(SOURCE INFORMATION begins)
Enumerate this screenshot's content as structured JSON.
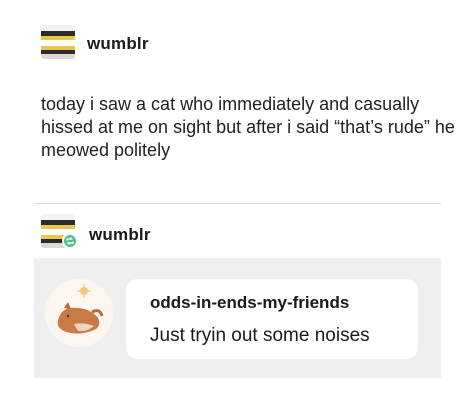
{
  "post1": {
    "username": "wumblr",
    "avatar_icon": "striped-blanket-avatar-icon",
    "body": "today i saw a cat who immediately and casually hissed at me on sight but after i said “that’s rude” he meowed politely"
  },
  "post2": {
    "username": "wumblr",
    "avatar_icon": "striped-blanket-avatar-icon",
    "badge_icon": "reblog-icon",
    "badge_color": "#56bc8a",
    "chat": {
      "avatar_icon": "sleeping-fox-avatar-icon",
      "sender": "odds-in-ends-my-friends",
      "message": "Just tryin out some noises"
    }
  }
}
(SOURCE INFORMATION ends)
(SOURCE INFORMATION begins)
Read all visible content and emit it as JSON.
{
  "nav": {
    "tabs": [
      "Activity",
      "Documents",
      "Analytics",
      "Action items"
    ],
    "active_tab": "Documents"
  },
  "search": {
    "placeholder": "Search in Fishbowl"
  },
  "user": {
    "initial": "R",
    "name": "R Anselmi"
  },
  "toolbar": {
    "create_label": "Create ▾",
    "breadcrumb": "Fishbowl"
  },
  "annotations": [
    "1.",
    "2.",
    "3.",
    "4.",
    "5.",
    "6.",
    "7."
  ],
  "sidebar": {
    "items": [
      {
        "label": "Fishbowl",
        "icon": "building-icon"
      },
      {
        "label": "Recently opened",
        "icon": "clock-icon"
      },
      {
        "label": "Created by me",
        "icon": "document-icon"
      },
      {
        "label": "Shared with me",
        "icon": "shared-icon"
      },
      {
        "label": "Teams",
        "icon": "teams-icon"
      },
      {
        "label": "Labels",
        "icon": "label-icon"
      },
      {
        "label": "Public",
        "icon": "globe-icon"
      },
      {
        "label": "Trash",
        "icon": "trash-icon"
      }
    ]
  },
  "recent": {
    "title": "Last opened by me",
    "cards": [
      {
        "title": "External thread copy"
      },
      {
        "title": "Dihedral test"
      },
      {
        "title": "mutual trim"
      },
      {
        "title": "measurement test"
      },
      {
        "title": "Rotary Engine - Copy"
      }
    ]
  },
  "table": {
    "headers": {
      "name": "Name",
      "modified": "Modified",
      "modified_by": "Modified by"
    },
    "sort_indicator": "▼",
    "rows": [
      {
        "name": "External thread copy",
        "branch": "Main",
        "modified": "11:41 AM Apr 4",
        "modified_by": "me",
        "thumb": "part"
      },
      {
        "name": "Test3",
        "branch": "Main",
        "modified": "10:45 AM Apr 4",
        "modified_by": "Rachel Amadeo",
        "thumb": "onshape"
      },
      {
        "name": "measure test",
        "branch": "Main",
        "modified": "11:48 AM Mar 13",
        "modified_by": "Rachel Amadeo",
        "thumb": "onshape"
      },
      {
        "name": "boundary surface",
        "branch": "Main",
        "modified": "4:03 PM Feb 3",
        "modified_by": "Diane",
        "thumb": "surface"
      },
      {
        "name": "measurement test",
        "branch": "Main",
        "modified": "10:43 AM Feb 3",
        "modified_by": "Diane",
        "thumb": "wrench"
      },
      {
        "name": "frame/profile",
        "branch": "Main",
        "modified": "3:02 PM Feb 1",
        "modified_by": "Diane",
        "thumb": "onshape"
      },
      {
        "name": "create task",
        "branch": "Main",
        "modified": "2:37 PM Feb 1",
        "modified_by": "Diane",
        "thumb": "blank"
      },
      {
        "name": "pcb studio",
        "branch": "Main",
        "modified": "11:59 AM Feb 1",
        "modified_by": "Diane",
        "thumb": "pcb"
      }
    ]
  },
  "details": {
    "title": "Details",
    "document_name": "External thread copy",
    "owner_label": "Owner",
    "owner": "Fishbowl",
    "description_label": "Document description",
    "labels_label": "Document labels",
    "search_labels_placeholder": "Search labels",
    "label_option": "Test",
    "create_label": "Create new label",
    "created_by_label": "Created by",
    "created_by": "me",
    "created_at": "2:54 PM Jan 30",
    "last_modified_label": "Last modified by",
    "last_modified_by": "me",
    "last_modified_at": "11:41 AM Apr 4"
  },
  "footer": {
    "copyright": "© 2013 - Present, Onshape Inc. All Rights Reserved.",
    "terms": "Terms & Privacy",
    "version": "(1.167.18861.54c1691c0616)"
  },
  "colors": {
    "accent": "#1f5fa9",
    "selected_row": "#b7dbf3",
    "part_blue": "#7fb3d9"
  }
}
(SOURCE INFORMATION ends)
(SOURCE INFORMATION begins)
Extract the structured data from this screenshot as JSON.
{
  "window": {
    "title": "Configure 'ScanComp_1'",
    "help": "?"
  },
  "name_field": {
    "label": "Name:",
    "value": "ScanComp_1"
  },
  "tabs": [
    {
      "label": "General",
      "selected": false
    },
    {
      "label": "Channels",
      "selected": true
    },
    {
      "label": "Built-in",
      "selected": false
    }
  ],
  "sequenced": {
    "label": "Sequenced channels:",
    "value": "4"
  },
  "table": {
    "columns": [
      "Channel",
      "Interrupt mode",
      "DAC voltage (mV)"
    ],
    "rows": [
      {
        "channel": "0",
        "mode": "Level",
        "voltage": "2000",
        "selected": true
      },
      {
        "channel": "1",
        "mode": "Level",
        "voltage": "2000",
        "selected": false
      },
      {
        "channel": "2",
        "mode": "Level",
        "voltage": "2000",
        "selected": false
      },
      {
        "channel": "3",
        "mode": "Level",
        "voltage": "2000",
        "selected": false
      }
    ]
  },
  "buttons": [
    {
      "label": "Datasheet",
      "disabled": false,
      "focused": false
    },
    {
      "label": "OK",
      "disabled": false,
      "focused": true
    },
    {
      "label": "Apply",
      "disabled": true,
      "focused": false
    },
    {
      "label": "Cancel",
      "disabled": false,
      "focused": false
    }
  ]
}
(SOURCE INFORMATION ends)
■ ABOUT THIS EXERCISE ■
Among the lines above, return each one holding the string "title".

■ YOUR RESPONSE ■
    "title": "Last opened by me",
        "title": "External thread copy"
        "title": "Dihedral test"
        "title": "mutual trim"
        "title": "measurement test"
        "title": "Rotary Engine - Copy"
    "title": "Details",
    "title": "Configure 'ScanComp_1'",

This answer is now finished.